Cowherd's assertions on Wall lacks credence on a number of fronts. First, comparisons to Rondo can't possibly hold water. As great as he is already, Rondo can't match the potential of Wall. In just three pro games, you can see that Wall is the heir apparent to the league's great players of today. He has the explosiveness of Dwayne Wade, on-court instincts of LeBron James and relentlessness of Kobe Bryant.
Simply, Wall is the best rookie player to come down the pike in the last few years -- likely matching the impact Kevin Durant is having in Oklahoma City. Wall's budding legend will bump up tonight when he makes his Madison Square Garden pro debut in New York against the Knicks.
Cowherd skewered Wall for committing eight turnovers during the Sixers game. Yet moments after the game ended, during the on-court post-game interview, Wall was cognizant enough to bemoan the turnovers despite the interviewer gushing all over his performance. "Yeah, it was great, man, the one thing I want to really work on, though -- great win for the team -- but turnovers. I came back in and had nine or eight. That's too many turnovers for this team."
His off-the-cuff comments underscore that Wall understands the game and knows what he has to do to get better. Besides, on Cowherd's comparison with Rondo, let's not forget that Rondo is passing the ball in Boston to Kevin Garnett, Paul Pierce and Ray Allen. Wall is chucking it to the likes of JaVale McGee, Andray Blatche and Al Thornton. Huge difference.
Cowherd went further to brand Wall as selfish, saying Magic Johnson, Isiah Thomas and others would never do the Dougie before a game and that Wall would never get a championship ring. Maybe, maybe not, but Johnson and Thomas weren't without their indiscretions during their careers, and, as great as they were, can't be held up as models of virtue (Do we need to rehash "the kiss," running women, Isiah's flakiness?).
As for never winning a championship, who else wins championships in the NBA but the Lakers or Celtics anyway, because they buy all the top players. But give Wall time and a credible supporting cast and he could win. Besides, by the time Bryant, Garnett, James, Wade and others get closer to the end of their careers, a guy like Wall will be in mid-stride and might be the best of the best.
How do you put Wall in such company already or categorize him with the issues Iverson, Marbury and Francis have had during their careers.
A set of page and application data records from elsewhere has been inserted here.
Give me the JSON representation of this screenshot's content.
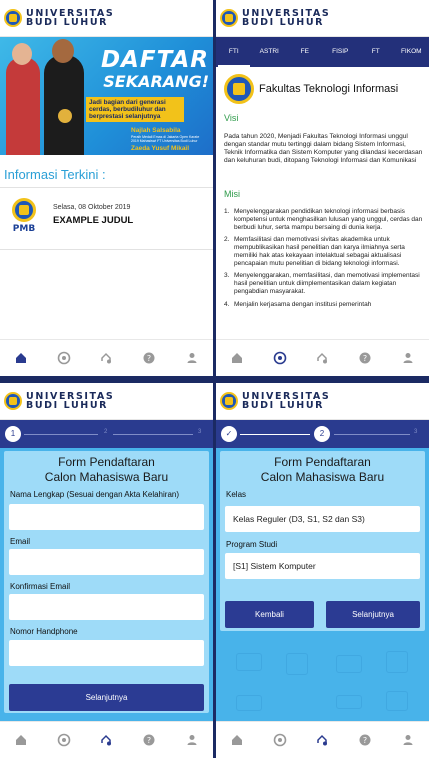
{
  "brand": {
    "line1": "UNIVERSITAS",
    "line2": "BUDI LUHUR"
  },
  "colors": {
    "primary": "#2b3b93",
    "accent": "#2a9fd6",
    "green": "#2e9b4a",
    "yellow": "#f2c21a",
    "form_bg": "#48b3ea"
  },
  "nav": {
    "icons": [
      "home-icon",
      "chrome-icon",
      "sync-icon",
      "help-icon",
      "person-icon"
    ]
  },
  "home": {
    "banner": {
      "headline1": "DAFTAR",
      "headline2": "SEKARANG!",
      "tagline": "Jadi bagian dari generasi cerdas, berbudiluhur dan berprestasi selanjutnya",
      "person1_name": "Najlah Salsabila",
      "person1_desc": "Peraih Medali Emas di Jakarta Open Karate 2019 Mahasiswi FT Universitas Budi Luhur",
      "person2_name": "Zaeda Yusuf Mikail"
    },
    "section_title": "Informasi Terkini :",
    "news": [
      {
        "date": "Selasa, 08 Oktober 2019",
        "title": "EXAMPLE JUDUL",
        "logo_text": "PMB"
      }
    ]
  },
  "faculty": {
    "tabs": [
      "FTI",
      "ASTRI",
      "FE",
      "FISIP",
      "FT",
      "FIKOM"
    ],
    "active_tab": "FTI",
    "title": "Fakultas Teknologi Informasi",
    "visi_heading": "Visi",
    "visi_text": "Pada tahun 2020, Menjadi Fakultas Teknologi Informasi unggul dengan standar mutu tertinggi dalam bidang Sistem Informasi, Teknik Informatika dan Sistem Komputer yang dilandasi kecerdasan dan keluhuran budi, ditopang Teknologi Informasi dan Komunikasi",
    "misi_heading": "Misi",
    "misi": [
      {
        "num": "1.",
        "text": "Menyelenggarakan pendidikan teknologi informasi berbasis kompetensi untuk menghasilkan lulusan yang unggul, cerdas dan berbudi luhur, serta mampu bersaing di dunia kerja."
      },
      {
        "num": "2.",
        "text": "Memfasilitasi dan memotivasi sivitas akademika untuk mempublikasikan hasil penelitian dan karya ilmiahnya serta memiliki hak atas kekayaan intelaktual sebagai aktualisasi pencapaian mutu penelitian di bidang teknologi informasi."
      },
      {
        "num": "3.",
        "text": "Menyelenggarakan, memfasilitasi, dan memotivasi implementasi hasil penelitian untuk diimplementasikan dalam kegiatan pengabdian masyarakat."
      },
      {
        "num": "4.",
        "text": "Menjalin kerjasama dengan institusi pemerintah"
      }
    ]
  },
  "form1": {
    "step_current": "1",
    "step_2": "2",
    "step_3": "3",
    "title_line1": "Form Pendaftaran",
    "title_line2": "Calon Mahasiswa Baru",
    "fields": [
      {
        "label": "Nama Lengkap (Sesuai dengan Akta Kelahiran)",
        "value": ""
      },
      {
        "label": "Email",
        "value": ""
      },
      {
        "label": "Konfirmasi Email",
        "value": ""
      },
      {
        "label": "Nomor Handphone",
        "value": ""
      }
    ],
    "next_button": "Selanjutnya"
  },
  "form2": {
    "step_done": "✓",
    "step_current": "2",
    "step_3": "3",
    "title_line1": "Form Pendaftaran",
    "title_line2": "Calon Mahasiswa Baru",
    "kelas_label": "Kelas",
    "kelas_value": "Kelas Reguler (D3, S1, S2 dan S3)",
    "prodi_label": "Program Studi",
    "prodi_value": "[S1] Sistem Komputer",
    "back_button": "Kembali",
    "next_button": "Selanjutnya"
  }
}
You can't. By all accounts, Wall has been on the straight and narrow. He's a country boy from North Carolina who lost his father to cancer when he was 9 years old. He has had his ups and downs, but a strong mother in the absence of his father during his formative years kept him going.
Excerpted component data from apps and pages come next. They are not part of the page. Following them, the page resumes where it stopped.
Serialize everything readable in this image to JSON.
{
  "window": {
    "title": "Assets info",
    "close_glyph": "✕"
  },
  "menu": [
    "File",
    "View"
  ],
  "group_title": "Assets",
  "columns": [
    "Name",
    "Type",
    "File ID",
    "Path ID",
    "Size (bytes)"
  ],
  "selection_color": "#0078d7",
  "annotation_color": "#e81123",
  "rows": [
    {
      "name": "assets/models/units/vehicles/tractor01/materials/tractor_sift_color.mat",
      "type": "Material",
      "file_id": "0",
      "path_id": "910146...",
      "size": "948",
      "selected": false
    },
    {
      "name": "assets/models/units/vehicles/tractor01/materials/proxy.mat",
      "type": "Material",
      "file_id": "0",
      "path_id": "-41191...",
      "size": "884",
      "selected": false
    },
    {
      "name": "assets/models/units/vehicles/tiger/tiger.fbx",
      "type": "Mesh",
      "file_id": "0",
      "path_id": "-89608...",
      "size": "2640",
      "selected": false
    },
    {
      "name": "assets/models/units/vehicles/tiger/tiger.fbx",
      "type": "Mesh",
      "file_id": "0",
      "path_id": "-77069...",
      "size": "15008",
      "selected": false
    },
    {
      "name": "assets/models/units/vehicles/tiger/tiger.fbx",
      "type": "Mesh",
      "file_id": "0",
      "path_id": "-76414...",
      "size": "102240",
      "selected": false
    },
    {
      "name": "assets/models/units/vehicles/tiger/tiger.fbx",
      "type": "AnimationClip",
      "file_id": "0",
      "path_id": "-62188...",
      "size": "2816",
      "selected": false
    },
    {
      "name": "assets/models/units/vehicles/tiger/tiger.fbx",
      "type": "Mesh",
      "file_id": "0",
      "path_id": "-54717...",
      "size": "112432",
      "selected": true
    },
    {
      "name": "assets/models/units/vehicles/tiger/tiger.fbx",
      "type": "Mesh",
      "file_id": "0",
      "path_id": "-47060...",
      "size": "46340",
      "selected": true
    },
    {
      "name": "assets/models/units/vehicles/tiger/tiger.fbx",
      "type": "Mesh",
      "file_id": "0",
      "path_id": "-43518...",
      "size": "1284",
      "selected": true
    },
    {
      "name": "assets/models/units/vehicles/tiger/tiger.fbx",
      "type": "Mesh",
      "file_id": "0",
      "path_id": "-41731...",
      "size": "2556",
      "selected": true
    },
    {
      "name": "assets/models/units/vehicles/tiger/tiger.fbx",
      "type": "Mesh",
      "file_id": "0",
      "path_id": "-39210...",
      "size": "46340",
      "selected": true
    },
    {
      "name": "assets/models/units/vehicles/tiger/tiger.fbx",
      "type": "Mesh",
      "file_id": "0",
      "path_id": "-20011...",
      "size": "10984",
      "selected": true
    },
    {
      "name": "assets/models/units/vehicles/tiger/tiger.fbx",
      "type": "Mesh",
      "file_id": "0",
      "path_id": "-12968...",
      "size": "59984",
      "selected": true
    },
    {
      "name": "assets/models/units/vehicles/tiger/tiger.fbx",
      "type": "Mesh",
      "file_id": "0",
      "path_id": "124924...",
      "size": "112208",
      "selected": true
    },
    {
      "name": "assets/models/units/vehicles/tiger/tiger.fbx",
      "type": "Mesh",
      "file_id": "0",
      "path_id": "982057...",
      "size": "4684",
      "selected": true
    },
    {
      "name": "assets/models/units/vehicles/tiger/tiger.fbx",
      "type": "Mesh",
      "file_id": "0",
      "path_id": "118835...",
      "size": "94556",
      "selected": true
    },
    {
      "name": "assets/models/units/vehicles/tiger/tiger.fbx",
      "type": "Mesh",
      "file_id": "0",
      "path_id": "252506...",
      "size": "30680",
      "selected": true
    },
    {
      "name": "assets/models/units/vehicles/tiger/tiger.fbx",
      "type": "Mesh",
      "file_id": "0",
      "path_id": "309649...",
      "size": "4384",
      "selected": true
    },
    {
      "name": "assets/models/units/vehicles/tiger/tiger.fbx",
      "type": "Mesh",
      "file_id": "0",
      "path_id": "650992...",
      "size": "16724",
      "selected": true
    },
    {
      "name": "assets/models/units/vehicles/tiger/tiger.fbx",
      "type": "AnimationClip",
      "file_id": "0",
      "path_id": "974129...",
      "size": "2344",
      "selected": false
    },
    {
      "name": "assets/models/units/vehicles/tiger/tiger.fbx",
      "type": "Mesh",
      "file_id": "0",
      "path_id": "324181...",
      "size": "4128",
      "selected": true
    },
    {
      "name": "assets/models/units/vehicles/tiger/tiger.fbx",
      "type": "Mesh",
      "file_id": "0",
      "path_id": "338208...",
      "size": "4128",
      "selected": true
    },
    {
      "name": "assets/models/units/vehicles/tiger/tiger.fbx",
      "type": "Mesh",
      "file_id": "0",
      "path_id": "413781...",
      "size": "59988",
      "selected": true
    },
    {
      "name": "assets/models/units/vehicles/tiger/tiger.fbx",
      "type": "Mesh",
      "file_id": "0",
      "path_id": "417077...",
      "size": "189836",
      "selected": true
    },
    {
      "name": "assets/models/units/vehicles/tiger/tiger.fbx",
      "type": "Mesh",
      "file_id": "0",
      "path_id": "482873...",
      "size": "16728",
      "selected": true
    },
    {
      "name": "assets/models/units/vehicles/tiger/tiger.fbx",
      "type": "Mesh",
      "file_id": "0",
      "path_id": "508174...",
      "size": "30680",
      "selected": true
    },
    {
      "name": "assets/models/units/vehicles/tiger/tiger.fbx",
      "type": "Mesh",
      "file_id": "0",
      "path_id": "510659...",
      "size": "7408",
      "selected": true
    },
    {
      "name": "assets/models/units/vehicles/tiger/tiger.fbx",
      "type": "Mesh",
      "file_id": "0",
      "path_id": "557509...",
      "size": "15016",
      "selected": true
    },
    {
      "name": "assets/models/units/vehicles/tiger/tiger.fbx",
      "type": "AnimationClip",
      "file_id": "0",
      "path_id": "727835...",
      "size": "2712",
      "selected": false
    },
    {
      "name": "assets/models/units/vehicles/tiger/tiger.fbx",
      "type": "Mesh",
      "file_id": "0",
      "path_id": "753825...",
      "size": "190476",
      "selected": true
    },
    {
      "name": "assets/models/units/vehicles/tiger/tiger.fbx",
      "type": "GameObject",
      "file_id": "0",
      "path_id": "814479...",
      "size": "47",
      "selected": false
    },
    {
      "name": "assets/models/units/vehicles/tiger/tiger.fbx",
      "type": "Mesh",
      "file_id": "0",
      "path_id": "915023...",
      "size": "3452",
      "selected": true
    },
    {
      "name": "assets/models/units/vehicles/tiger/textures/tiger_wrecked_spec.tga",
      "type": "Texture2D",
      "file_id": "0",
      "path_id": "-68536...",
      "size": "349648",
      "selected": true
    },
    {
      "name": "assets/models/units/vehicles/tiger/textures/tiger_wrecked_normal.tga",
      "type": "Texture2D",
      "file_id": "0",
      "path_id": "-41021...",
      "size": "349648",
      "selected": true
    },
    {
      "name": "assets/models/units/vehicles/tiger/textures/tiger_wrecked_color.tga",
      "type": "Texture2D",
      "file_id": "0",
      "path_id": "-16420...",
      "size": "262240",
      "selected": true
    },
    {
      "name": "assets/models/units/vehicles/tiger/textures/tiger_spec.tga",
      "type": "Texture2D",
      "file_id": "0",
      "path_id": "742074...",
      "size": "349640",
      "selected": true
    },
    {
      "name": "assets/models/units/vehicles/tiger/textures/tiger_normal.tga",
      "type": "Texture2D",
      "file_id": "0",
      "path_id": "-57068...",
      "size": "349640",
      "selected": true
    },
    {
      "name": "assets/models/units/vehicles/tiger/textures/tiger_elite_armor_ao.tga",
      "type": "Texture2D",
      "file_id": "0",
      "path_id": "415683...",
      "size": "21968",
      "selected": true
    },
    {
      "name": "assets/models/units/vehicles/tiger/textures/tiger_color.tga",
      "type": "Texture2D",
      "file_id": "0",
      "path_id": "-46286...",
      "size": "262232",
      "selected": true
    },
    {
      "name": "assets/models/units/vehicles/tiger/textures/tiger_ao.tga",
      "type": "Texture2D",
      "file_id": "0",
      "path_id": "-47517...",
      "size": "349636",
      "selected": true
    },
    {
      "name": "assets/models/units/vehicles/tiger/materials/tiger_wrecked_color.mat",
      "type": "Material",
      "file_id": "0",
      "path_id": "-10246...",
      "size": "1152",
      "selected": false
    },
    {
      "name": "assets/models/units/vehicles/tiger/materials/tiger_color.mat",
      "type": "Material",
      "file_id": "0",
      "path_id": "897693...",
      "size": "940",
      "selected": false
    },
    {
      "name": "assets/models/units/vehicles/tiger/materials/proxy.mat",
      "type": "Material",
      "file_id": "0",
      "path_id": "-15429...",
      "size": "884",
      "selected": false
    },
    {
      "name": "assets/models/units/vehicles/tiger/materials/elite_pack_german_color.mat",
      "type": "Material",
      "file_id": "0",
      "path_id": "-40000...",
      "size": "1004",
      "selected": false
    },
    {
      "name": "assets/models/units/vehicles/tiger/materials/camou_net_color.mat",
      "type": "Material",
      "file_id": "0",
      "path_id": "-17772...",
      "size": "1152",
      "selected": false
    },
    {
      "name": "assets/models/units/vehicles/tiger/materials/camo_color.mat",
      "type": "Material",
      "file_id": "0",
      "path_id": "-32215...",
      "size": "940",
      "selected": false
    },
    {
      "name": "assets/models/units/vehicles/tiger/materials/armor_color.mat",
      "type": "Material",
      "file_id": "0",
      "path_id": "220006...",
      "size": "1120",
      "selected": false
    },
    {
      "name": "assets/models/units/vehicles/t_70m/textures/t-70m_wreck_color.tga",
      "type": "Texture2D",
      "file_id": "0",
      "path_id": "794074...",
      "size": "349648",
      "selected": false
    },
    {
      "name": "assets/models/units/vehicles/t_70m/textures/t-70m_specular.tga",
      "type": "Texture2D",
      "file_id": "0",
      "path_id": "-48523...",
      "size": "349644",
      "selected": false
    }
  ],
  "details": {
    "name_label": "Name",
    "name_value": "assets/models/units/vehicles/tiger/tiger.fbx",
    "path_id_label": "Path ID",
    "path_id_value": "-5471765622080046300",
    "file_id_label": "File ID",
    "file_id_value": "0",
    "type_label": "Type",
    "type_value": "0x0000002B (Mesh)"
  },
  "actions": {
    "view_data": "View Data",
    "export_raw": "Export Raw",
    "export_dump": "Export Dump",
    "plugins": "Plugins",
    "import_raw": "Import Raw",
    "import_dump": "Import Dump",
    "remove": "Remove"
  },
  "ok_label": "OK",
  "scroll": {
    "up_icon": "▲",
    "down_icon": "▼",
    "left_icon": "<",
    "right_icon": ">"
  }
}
We've seen all-knowing sports guys like Cowherd over the years. But calling out the kid Wall in a seemingly vile manager is a gratuitous stretch. Based on the Dougie? So he likes to dance, so what. But no media reports of high school jail-time, drug usage or abusing young girls. And you get the sense from hearing him that Wall has a genuine love and respect for the game. What else do you want in the league's next superstar?
DMA 7-22 Sports is a blog column about sports in the Washington-Baltimore market, covering amateurs, colleges and pros. The title DMA 7-22? Means "Designated Market Area," per use of media rating services, signifying Washington is the 7th largest media market in the United States, and Baltimore is the 22nd. You can reach M.V. Greene at DMA722Sports@gmail.com
Photo Credit: John Wall, Colin Cowherd, AP